:: PROBLEM DESCRIPTION ::
Across the entries below, work out how many lines contain "icon". Please give the number only.

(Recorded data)
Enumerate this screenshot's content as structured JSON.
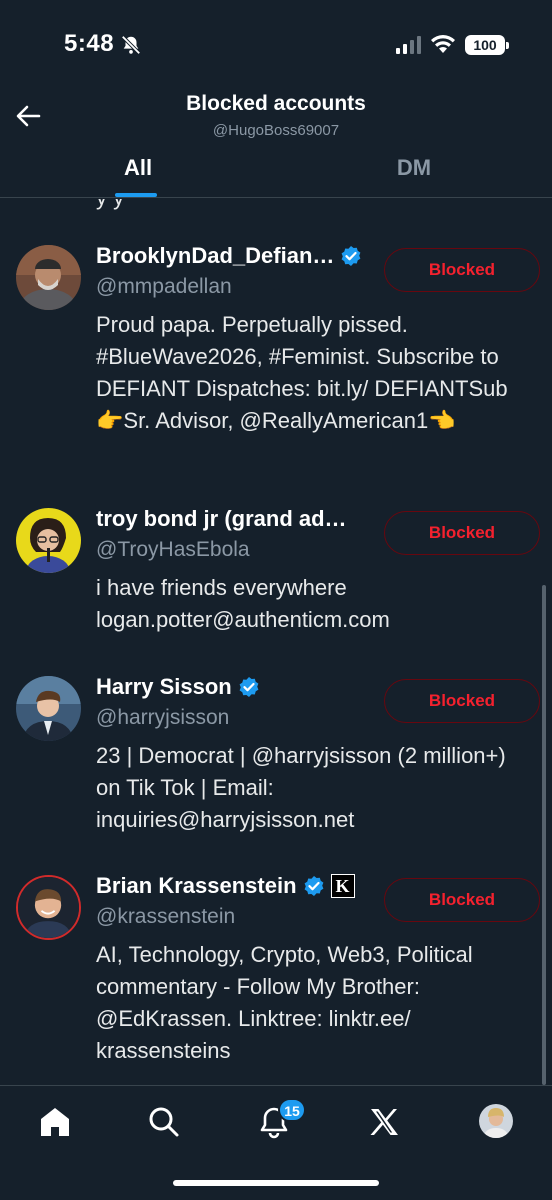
{
  "status_bar": {
    "time": "5:48",
    "battery": "100"
  },
  "header": {
    "title": "Blocked accounts",
    "subtitle": "@HugoBoss69007"
  },
  "tabs": [
    {
      "label": "All",
      "active": true
    },
    {
      "label": "DM",
      "active": false
    }
  ],
  "list": {
    "cut_text": "y y",
    "rows": [
      {
        "name": "BrooklynDad_Defian…",
        "verified": true,
        "handle": "@mmpadellan",
        "bio": "Proud papa. Perpetually pissed. #BlueWave2026, #Feminist. Subscribe to DEFIANT Dispatches: bit.ly/ DEFIANTSub 👉Sr. Advisor, @ReallyAmerican1👈",
        "button": "Blocked"
      },
      {
        "name": "troy bond jr (grand ad…",
        "verified": false,
        "handle": "@TroyHasEbola",
        "bio": "i have friends everywhere logan.potter@authenticm.com",
        "button": "Blocked"
      },
      {
        "name": "Harry Sisson",
        "verified": true,
        "handle": "@harryjsisson",
        "bio": "23 | Democrat | @harryjsisson (2 million+) on Tik Tok | Email: inquiries@harryjsisson.net",
        "button": "Blocked"
      },
      {
        "name": "Brian Krassenstein",
        "verified": true,
        "affiliate_badge": "K",
        "handle": "@krassenstein",
        "bio": "AI, Technology, Crypto, Web3, Political commentary - Follow My Brother: @EdKrassen. Linktree: linktr.ee/ krassensteins",
        "button": "Blocked"
      }
    ]
  },
  "bottom_nav": {
    "items": [
      "home-icon",
      "search-icon",
      "notifications-icon",
      "x-logo-icon",
      "profile-avatar"
    ],
    "notification_count": "15"
  },
  "colors": {
    "background": "#15202b",
    "accent": "#1d9bf0",
    "blocked_red": "#f4212e",
    "muted": "#8b98a5"
  }
}
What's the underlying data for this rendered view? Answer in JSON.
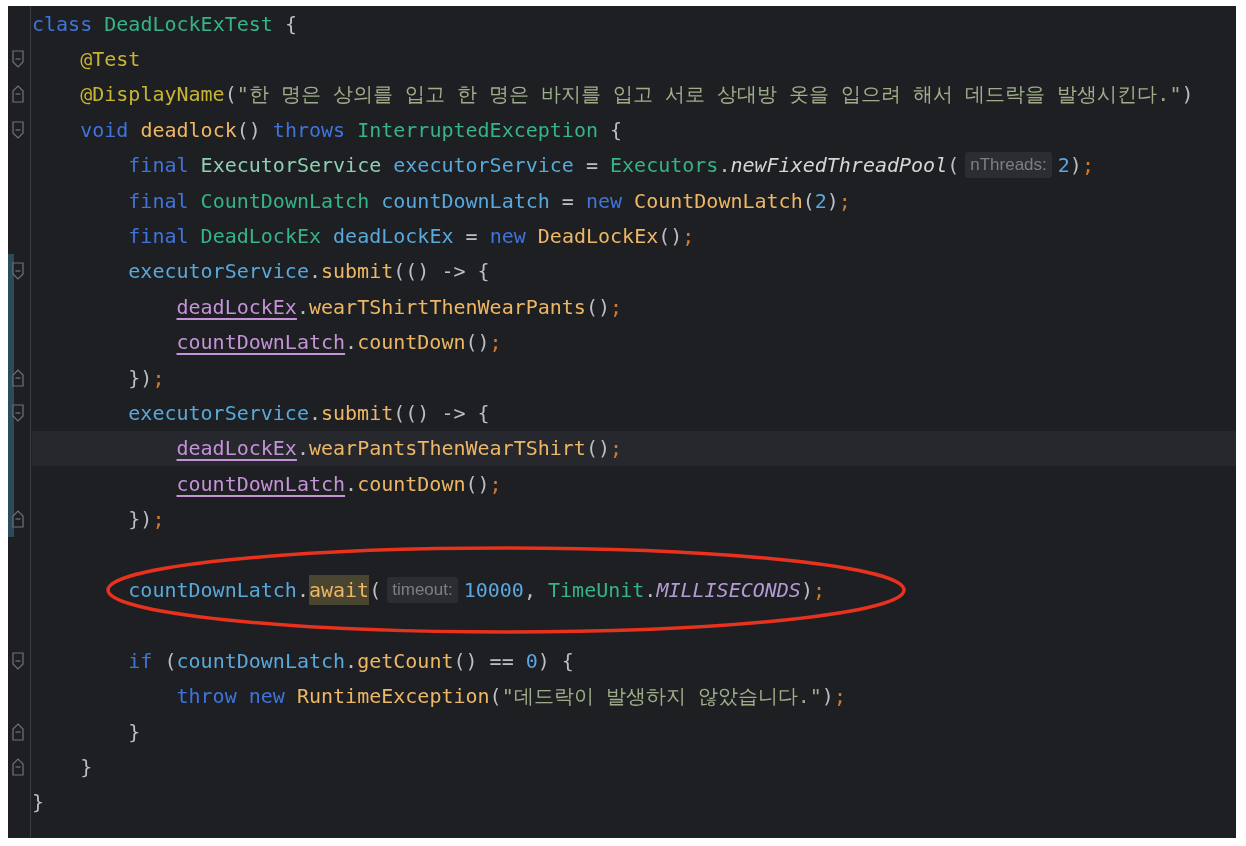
{
  "editor": {
    "lines": [
      {
        "tokens": [
          {
            "text": "class",
            "kind": "keyword"
          },
          {
            "text": " DeadLockExTest",
            "kind": "class"
          },
          {
            "text": " {",
            "kind": "punct"
          }
        ]
      },
      {
        "fold_start": true,
        "tokens": [
          {
            "text": "    @Test",
            "kind": "annotation"
          }
        ]
      },
      {
        "fold_end": true,
        "tokens": [
          {
            "text": "    @DisplayName",
            "kind": "annotation"
          },
          {
            "text": "(",
            "kind": "punct"
          },
          {
            "text": "\"한 명은 상의를 입고 한 명은 바지를 입고 서로 상대방 옷을 입으려 해서 데드락을 발생시킨다.\"",
            "kind": "string"
          },
          {
            "text": ")",
            "kind": "punct"
          }
        ]
      },
      {
        "fold_start": true,
        "tokens": [
          {
            "text": "    void",
            "kind": "keyword"
          },
          {
            "text": " deadlock",
            "kind": "method"
          },
          {
            "text": "() ",
            "kind": "punct"
          },
          {
            "text": "throws",
            "kind": "keyword"
          },
          {
            "text": " InterruptedException",
            "kind": "class"
          },
          {
            "text": " {",
            "kind": "punct"
          }
        ]
      },
      {
        "tokens": [
          {
            "text": "        final",
            "kind": "keyword"
          },
          {
            "text": " ExecutorService",
            "kind": "interface"
          },
          {
            "text": " executorService",
            "kind": "variable"
          },
          {
            "text": " = ",
            "kind": "punct"
          },
          {
            "text": "Executors",
            "kind": "class"
          },
          {
            "text": ".",
            "kind": "punct"
          },
          {
            "text": "newFixedThreadPool",
            "kind": "static_call"
          },
          {
            "text": "(",
            "kind": "punct"
          },
          {
            "text": "nThreads:",
            "kind": "hint"
          },
          {
            "text": "2",
            "kind": "number"
          },
          {
            "text": ")",
            "kind": "punct"
          },
          {
            "text": ";",
            "kind": "semicolon"
          }
        ]
      },
      {
        "tokens": [
          {
            "text": "        final",
            "kind": "keyword"
          },
          {
            "text": " CountDownLatch",
            "kind": "class"
          },
          {
            "text": " countDownLatch",
            "kind": "variable"
          },
          {
            "text": " = ",
            "kind": "punct"
          },
          {
            "text": "new",
            "kind": "keyword"
          },
          {
            "text": " CountDownLatch",
            "kind": "method"
          },
          {
            "text": "(",
            "kind": "punct"
          },
          {
            "text": "2",
            "kind": "number"
          },
          {
            "text": ")",
            "kind": "punct"
          },
          {
            "text": ";",
            "kind": "semicolon"
          }
        ]
      },
      {
        "tokens": [
          {
            "text": "        final",
            "kind": "keyword"
          },
          {
            "text": " DeadLockEx",
            "kind": "class"
          },
          {
            "text": " deadLockEx",
            "kind": "variable"
          },
          {
            "text": " = ",
            "kind": "punct"
          },
          {
            "text": "new",
            "kind": "keyword"
          },
          {
            "text": " DeadLockEx",
            "kind": "method"
          },
          {
            "text": "()",
            "kind": "punct"
          },
          {
            "text": ";",
            "kind": "semicolon"
          }
        ]
      },
      {
        "fold_start": true,
        "changed": true,
        "tokens": [
          {
            "text": "        executorService",
            "kind": "variable"
          },
          {
            "text": ".",
            "kind": "punct"
          },
          {
            "text": "submit",
            "kind": "method"
          },
          {
            "text": "(() -> {",
            "kind": "punct"
          }
        ]
      },
      {
        "changed": true,
        "tokens": [
          {
            "text": "            deadLockEx",
            "kind": "field"
          },
          {
            "text": ".",
            "kind": "punct"
          },
          {
            "text": "wearTShirtThenWearPants",
            "kind": "method"
          },
          {
            "text": "()",
            "kind": "punct"
          },
          {
            "text": ";",
            "kind": "semicolon"
          }
        ]
      },
      {
        "changed": true,
        "tokens": [
          {
            "text": "            countDownLatch",
            "kind": "field"
          },
          {
            "text": ".",
            "kind": "punct"
          },
          {
            "text": "countDown",
            "kind": "method"
          },
          {
            "text": "()",
            "kind": "punct"
          },
          {
            "text": ";",
            "kind": "semicolon"
          }
        ]
      },
      {
        "fold_end": true,
        "changed": true,
        "tokens": [
          {
            "text": "        })",
            "kind": "punct"
          },
          {
            "text": ";",
            "kind": "semicolon"
          }
        ]
      },
      {
        "fold_start": true,
        "changed": true,
        "tokens": [
          {
            "text": "        executorService",
            "kind": "variable"
          },
          {
            "text": ".",
            "kind": "punct"
          },
          {
            "text": "submit",
            "kind": "method"
          },
          {
            "text": "(() -> {",
            "kind": "punct"
          }
        ]
      },
      {
        "changed": true,
        "current": true,
        "tokens": [
          {
            "text": "            deadLockEx",
            "kind": "field"
          },
          {
            "text": ".",
            "kind": "punct"
          },
          {
            "text": "wearPantsThenWearTShirt",
            "kind": "method"
          },
          {
            "text": "()",
            "kind": "punct"
          },
          {
            "text": ";",
            "kind": "semicolon"
          }
        ]
      },
      {
        "changed": true,
        "tokens": [
          {
            "text": "            countDownLatch",
            "kind": "field"
          },
          {
            "text": ".",
            "kind": "punct"
          },
          {
            "text": "countDown",
            "kind": "method"
          },
          {
            "text": "()",
            "kind": "punct"
          },
          {
            "text": ";",
            "kind": "semicolon"
          }
        ]
      },
      {
        "fold_end": true,
        "changed": true,
        "tokens": [
          {
            "text": "        })",
            "kind": "punct"
          },
          {
            "text": ";",
            "kind": "semicolon"
          }
        ]
      },
      {
        "blank": true
      },
      {
        "circled": true,
        "tokens": [
          {
            "text": "        countDownLatch",
            "kind": "variable"
          },
          {
            "text": ".",
            "kind": "punct"
          },
          {
            "text": "await",
            "kind": "method",
            "highlighted": true
          },
          {
            "text": "(",
            "kind": "punct"
          },
          {
            "text": "timeout:",
            "kind": "hint"
          },
          {
            "text": "10000",
            "kind": "number"
          },
          {
            "text": ", ",
            "kind": "punct"
          },
          {
            "text": "TimeUnit",
            "kind": "class"
          },
          {
            "text": ".",
            "kind": "punct"
          },
          {
            "text": "MILLISECONDS",
            "kind": "constant"
          },
          {
            "text": ")",
            "kind": "punct"
          },
          {
            "text": ";",
            "kind": "semicolon"
          }
        ]
      },
      {
        "blank": true
      },
      {
        "fold_start": true,
        "tokens": [
          {
            "text": "        if",
            "kind": "keyword"
          },
          {
            "text": " (",
            "kind": "punct"
          },
          {
            "text": "countDownLatch",
            "kind": "variable"
          },
          {
            "text": ".",
            "kind": "punct"
          },
          {
            "text": "getCount",
            "kind": "method"
          },
          {
            "text": "() == ",
            "kind": "punct"
          },
          {
            "text": "0",
            "kind": "number"
          },
          {
            "text": ") {",
            "kind": "punct"
          }
        ]
      },
      {
        "tokens": [
          {
            "text": "            throw",
            "kind": "keyword"
          },
          {
            "text": " new",
            "kind": "keyword"
          },
          {
            "text": " RuntimeException",
            "kind": "method"
          },
          {
            "text": "(",
            "kind": "punct"
          },
          {
            "text": "\"데드락이 발생하지 않았습니다.\"",
            "kind": "string"
          },
          {
            "text": ")",
            "kind": "punct"
          },
          {
            "text": ";",
            "kind": "semicolon"
          }
        ]
      },
      {
        "fold_end": true,
        "tokens": [
          {
            "text": "        }",
            "kind": "punct"
          }
        ]
      },
      {
        "fold_end": true,
        "tokens": [
          {
            "text": "    }",
            "kind": "punct"
          }
        ]
      },
      {
        "tokens": [
          {
            "text": "}",
            "kind": "punct"
          }
        ]
      }
    ]
  }
}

:: FINAL ANSWER ::
4